==== Records for the exercise ====

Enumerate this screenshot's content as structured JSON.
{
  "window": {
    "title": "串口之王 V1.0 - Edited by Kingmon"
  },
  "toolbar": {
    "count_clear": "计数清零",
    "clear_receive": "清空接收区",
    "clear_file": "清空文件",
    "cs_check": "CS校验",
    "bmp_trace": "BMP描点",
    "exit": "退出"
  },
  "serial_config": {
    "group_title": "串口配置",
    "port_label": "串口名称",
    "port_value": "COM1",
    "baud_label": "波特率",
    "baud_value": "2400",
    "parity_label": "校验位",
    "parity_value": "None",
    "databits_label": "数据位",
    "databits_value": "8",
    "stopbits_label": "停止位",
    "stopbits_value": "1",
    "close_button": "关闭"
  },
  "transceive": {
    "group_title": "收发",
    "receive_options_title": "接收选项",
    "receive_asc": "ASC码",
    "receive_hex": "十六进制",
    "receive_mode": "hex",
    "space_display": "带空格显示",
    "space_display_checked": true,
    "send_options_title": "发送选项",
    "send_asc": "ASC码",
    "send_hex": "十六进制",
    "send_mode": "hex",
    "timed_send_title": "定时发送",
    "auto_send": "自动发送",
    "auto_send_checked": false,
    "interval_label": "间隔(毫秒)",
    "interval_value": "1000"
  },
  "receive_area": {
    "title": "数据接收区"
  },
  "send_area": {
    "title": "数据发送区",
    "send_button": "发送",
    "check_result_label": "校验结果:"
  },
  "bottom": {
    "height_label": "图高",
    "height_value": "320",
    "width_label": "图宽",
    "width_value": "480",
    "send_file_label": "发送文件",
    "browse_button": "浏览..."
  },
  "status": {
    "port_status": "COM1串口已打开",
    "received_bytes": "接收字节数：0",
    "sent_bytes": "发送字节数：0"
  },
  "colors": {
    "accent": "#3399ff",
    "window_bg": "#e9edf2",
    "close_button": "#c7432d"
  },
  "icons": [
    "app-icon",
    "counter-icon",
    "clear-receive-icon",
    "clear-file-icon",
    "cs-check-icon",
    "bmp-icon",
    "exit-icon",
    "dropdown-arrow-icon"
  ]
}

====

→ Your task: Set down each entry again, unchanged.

→ Reply:
Enumerate this screenshot's content as structured JSON.
{
  "window": {
    "title": "串口之王 V1.0 - Edited by Kingmon"
  },
  "toolbar": {
    "count_clear": "计数清零",
    "clear_receive": "清空接收区",
    "clear_file": "清空文件",
    "cs_check": "CS校验",
    "bmp_trace": "BMP描点",
    "exit": "退出"
  },
  "serial_config": {
    "group_title": "串口配置",
    "port_label": "串口名称",
    "port_value": "COM1",
    "baud_label": "波特率",
    "baud_value": "2400",
    "parity_label": "校验位",
    "parity_value": "None",
    "databits_label": "数据位",
    "databits_value": "8",
    "stopbits_label": "停止位",
    "stopbits_value": "1",
    "close_button": "关闭"
  },
  "transceive": {
    "group_title": "收发",
    "receive_options_title": "接收选项",
    "receive_asc": "ASC码",
    "receive_hex": "十六进制",
    "receive_mode": "hex",
    "space_display": "带空格显示",
    "space_display_checked": true,
    "send_options_title": "发送选项",
    "send_asc": "ASC码",
    "send_hex": "十六进制",
    "send_mode": "hex",
    "timed_send_title": "定时发送",
    "auto_send": "自动发送",
    "auto_send_checked": false,
    "interval_label": "间隔(毫秒)",
    "interval_value": "1000"
  },
  "receive_area": {
    "title": "数据接收区"
  },
  "send_area": {
    "title": "数据发送区",
    "send_button": "发送",
    "check_result_label": "校验结果:"
  },
  "bottom": {
    "height_label": "图高",
    "height_value": "320",
    "width_label": "图宽",
    "width_value": "480",
    "send_file_label": "发送文件",
    "browse_button": "浏览..."
  },
  "status": {
    "port_status": "COM1串口已打开",
    "received_bytes": "接收字节数：0",
    "sent_bytes": "发送字节数：0"
  },
  "colors": {
    "accent": "#3399ff",
    "window_bg": "#e9edf2",
    "close_button": "#c7432d"
  },
  "icons": [
    "app-icon",
    "counter-icon",
    "clear-receive-icon",
    "clear-file-icon",
    "cs-check-icon",
    "bmp-icon",
    "exit-icon",
    "dropdown-arrow-icon"
  ]
}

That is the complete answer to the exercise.